Exercise:
The data below is to be copied exactly, line by line.

Source material:
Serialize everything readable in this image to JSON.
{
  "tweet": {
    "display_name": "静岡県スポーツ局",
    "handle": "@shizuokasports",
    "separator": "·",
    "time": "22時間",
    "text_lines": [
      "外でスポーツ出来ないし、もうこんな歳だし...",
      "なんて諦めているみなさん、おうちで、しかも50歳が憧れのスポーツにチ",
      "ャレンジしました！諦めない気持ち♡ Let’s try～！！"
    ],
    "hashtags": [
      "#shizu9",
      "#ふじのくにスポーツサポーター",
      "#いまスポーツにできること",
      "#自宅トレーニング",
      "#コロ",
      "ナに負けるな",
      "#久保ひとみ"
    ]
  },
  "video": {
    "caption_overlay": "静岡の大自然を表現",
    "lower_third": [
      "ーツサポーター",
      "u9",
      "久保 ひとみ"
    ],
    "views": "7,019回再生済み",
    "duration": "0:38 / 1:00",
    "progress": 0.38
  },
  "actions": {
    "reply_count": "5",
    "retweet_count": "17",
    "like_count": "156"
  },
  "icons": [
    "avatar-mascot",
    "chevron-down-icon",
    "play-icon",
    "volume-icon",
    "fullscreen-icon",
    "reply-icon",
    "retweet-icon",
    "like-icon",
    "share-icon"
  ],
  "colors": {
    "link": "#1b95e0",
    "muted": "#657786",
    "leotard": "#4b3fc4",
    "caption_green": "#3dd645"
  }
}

Response to the task:
Serialize everything readable in this image to JSON.
{
  "tweet": {
    "display_name": "静岡県スポーツ局",
    "handle": "@shizuokasports",
    "separator": "·",
    "time": "22時間",
    "text_lines": [
      "外でスポーツ出来ないし、もうこんな歳だし...",
      "なんて諦めているみなさん、おうちで、しかも50歳が憧れのスポーツにチ",
      "ャレンジしました！諦めない気持ち♡ Let’s try～！！"
    ],
    "hashtags": [
      "#shizu9",
      "#ふじのくにスポーツサポーター",
      "#いまスポーツにできること",
      "#自宅トレーニング",
      "#コロ",
      "ナに負けるな",
      "#久保ひとみ"
    ]
  },
  "video": {
    "caption_overlay": "静岡の大自然を表現",
    "lower_third": [
      "ーツサポーター",
      "u9",
      "久保 ひとみ"
    ],
    "views": "7,019回再生済み",
    "duration": "0:38 / 1:00",
    "progress": 0.38
  },
  "actions": {
    "reply_count": "5",
    "retweet_count": "17",
    "like_count": "156"
  },
  "icons": [
    "avatar-mascot",
    "chevron-down-icon",
    "play-icon",
    "volume-icon",
    "fullscreen-icon",
    "reply-icon",
    "retweet-icon",
    "like-icon",
    "share-icon"
  ],
  "colors": {
    "link": "#1b95e0",
    "muted": "#657786",
    "leotard": "#4b3fc4",
    "caption_green": "#3dd645"
  }
}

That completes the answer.